<<<<

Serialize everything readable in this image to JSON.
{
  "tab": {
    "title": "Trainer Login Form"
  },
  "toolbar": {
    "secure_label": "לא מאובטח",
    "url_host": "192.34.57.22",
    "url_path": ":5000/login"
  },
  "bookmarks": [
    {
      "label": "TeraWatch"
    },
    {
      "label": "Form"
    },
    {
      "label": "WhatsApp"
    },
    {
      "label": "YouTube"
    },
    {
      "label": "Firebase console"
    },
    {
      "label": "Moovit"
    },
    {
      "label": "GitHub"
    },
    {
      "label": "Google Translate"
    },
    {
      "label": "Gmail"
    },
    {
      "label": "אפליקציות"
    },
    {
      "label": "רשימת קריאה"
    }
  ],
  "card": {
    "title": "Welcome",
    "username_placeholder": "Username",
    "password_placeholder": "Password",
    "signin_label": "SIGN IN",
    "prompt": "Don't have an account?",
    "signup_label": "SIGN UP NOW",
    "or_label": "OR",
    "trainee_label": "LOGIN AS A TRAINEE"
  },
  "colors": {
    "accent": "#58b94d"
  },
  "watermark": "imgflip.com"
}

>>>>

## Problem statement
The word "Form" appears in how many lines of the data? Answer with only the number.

## Answer to this problem
2